Favorite speaking tools & resourcesDon’t reinvent the wheel! Here are some of my favorite hardware tools, software, online resources, and service providers.
Things are always changing; here’s a snapshot of some of my favorite tools and other resources!
1. Portable audio speaker: Use one that’s loud yet small (I use Jawbone’s Mini JAMBOX speaker, after previously using the cheaper but bulkier HMDX JAM speaker), ideally with both Bluetooth and wired inputs.
2. Clicker: Consider an upgraded model. I currently use the Logitech Professional Presenter R800, which has a handy countdown timer and buzer. I previously used the older Kensington M01046-T (now available as their model K72441AM), which has a built-in USB flash drive in the clicker base station.
3. Mini power strip: I like the Belkin BZ103050-TVL, which has 3 outlets plus two USB ports. Comes in handy at the venue, at the airport, and at the hotel.
4. Audio recorder: Use a model that records directly as MP3 and that has a standard USB connection cable (I use Sony’s ICD-PX312, which is now available as the Sony ICD-PX333). Use a dedicated device for recording audio, not your phone.
5. Lavaliere mic: Consider having a wired lavaliere for podcast recordings and a wireless mic as a backup for house audio (I use the Shure BLX14/CVL system, which has been great for live presentations and recording my side of podcasts). But you don’t need to start by spending $300 on a mic system.
I don’t bring my own projector—too much of a hassle, especially when flying. The one time the house projector died on me, I presented without slides… and got excellent audience feedback ratings.

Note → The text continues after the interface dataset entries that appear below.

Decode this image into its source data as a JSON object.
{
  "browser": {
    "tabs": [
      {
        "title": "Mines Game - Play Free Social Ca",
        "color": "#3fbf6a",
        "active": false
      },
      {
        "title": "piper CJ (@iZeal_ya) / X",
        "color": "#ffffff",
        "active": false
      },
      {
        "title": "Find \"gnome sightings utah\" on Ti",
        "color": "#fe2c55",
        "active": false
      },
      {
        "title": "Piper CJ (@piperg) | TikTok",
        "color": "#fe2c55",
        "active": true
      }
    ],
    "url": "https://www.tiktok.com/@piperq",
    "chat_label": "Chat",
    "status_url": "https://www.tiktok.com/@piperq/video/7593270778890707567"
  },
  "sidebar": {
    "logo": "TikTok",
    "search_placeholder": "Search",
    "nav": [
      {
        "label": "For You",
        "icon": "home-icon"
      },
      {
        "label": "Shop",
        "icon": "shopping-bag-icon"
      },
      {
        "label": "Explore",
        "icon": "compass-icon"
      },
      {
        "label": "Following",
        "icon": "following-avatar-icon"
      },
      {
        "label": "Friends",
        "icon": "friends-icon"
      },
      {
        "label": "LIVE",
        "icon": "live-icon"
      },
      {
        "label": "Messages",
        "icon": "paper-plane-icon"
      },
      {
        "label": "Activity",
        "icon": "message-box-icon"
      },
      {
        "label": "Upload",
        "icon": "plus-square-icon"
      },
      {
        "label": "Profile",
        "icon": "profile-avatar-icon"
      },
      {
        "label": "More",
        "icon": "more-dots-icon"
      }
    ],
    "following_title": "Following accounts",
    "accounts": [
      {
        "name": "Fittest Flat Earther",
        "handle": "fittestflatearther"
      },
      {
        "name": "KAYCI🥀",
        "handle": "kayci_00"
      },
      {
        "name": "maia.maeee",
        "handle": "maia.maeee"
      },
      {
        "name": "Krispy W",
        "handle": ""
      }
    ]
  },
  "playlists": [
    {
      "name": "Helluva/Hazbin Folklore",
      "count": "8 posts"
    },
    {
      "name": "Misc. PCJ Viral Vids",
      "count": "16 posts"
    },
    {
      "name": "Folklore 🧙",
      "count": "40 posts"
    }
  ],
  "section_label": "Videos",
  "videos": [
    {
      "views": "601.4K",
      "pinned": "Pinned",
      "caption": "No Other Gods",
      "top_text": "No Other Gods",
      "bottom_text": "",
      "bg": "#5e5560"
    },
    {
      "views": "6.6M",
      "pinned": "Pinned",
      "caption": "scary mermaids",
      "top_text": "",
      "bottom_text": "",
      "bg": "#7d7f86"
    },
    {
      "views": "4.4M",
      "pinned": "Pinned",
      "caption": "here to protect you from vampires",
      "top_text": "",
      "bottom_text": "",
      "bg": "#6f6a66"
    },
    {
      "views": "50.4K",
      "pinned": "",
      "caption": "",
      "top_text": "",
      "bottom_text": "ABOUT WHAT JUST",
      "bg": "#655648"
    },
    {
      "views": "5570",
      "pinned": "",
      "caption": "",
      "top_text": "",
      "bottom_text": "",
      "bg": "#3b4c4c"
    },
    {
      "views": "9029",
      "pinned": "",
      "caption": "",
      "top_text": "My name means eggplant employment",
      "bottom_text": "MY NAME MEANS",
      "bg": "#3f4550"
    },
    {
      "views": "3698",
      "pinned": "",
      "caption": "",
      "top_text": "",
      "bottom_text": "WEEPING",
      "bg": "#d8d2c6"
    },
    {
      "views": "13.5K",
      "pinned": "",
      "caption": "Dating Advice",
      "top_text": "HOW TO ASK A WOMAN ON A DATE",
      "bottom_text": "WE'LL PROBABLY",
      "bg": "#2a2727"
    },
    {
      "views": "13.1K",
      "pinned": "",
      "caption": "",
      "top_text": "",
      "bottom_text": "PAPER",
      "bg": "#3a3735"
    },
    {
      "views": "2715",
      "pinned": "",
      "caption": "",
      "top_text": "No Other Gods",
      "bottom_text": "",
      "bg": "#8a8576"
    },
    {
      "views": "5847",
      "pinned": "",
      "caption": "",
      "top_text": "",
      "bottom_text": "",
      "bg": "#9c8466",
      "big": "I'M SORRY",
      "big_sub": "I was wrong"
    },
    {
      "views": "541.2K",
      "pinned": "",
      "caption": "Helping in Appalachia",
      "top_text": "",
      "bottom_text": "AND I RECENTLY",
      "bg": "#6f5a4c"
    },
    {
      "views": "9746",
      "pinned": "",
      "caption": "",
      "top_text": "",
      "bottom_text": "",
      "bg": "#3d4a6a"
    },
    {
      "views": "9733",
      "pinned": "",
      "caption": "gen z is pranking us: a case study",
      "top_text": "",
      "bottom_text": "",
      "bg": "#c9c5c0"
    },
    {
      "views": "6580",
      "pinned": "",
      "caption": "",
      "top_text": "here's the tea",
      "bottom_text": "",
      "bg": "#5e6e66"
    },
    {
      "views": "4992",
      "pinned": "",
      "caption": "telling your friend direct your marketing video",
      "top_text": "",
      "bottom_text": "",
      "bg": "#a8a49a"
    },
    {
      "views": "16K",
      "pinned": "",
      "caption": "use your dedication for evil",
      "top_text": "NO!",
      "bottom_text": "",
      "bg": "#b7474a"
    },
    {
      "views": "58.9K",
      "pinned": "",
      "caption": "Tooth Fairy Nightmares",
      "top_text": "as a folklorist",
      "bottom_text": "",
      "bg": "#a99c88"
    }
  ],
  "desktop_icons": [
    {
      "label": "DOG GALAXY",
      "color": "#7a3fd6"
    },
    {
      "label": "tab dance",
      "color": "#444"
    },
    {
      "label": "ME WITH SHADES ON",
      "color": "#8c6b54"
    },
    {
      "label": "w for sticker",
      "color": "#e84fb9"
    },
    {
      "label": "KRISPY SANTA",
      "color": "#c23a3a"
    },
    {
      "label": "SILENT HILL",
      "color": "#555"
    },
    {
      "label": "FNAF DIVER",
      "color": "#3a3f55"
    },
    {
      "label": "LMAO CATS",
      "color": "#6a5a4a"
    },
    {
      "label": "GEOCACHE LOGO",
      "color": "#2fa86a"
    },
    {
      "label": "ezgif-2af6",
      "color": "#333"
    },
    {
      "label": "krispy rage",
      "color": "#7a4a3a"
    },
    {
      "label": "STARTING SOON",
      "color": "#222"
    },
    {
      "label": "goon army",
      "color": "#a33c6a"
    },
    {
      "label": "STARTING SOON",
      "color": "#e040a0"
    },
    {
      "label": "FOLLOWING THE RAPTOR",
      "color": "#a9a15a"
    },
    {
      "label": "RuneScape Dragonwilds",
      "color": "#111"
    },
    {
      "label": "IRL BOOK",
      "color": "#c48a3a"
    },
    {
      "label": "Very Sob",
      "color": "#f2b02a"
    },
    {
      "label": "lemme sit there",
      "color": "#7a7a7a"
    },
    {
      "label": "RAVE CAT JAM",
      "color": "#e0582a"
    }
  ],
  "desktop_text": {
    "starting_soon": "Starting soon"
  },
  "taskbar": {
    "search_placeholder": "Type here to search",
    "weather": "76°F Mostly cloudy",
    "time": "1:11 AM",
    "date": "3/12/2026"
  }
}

6. Word processing: Google Docs.
7. Spreadsheets: Google Sheets.
8. Presentation software: Google Slides (for webinars and draft-sharing) and Microsoft PowerPoint (most talks). Now that I’m back on a Mac, I may start using Apple Keynote for more talks.
9. Invoicing: I use QuickBooks Online; easier-to-use options include FreshBooks, Harvest, and Xero. The key is to use your usual system, so you can easily see if someone’s past-due.
Online Software & Services
10. CRM for tracking speaking opps: Use the one you already use for agency sales (I use Trello, but you should consider Highrise, Salesforce, Zoho, or HubSpot CRM based on your needs).
11. Social media scheduling: Buffer (I use their $10/month business subscription).
12. Videos for presentations: Save as a .MOV (Mac) or .MP4 (Windows) on the hard drive. If you embed in your presentation, be sure to confirm during sound check that it works when connected to the house A/V system.
13. Email reminders and followups: Boomerang plugin (available for Gmail, Google Apps, and Outlook).
14. LinkedIn research within Gmail and Google Apps: Rapportive plugin (for Chrome and Firefox).
15. Website CMS: WordPress.
16. Royalty-free images: Creative Commons licensing. (When you use their search engine, be sure to check off the “commercial use” and “modify” options. You also need to be sure to attribute the creator.)
17. Web analytics: Google Analytics.
18. Web tracking codes: Google’s URL Builder (to generate UTM tracking codes).
19. Recording audio-to-text interviews: Google Voice (activate the recording feature in your account settings, and then press 4 to start/stop during an incoming call).
20. File sharing: Dropbox (via their 1TB account).
21. Slide sharing: SlideShare (but I embed the slides and link people to a page on my site, so I can track via analytics).
22. Virtual Assistant: Katie Connors in North Carolina.
23. Copywriting: Melissa Breau in North Carolina and Rachel Andrea Ko Go in the Philippines.
24. Audio-to-text transcription: Rev.com or CLK Transcription.
25. Speaking training: Alan Hoffler at MillsWyck Communications.
26. Presentation consulting: Wendy Gates Corbett at Refresher Training.
27. WordPress developer & support: Scott Reston in North Carolina.
28. Website hosting: WebFaction.
Done here? Head back to the main list of speaker resources.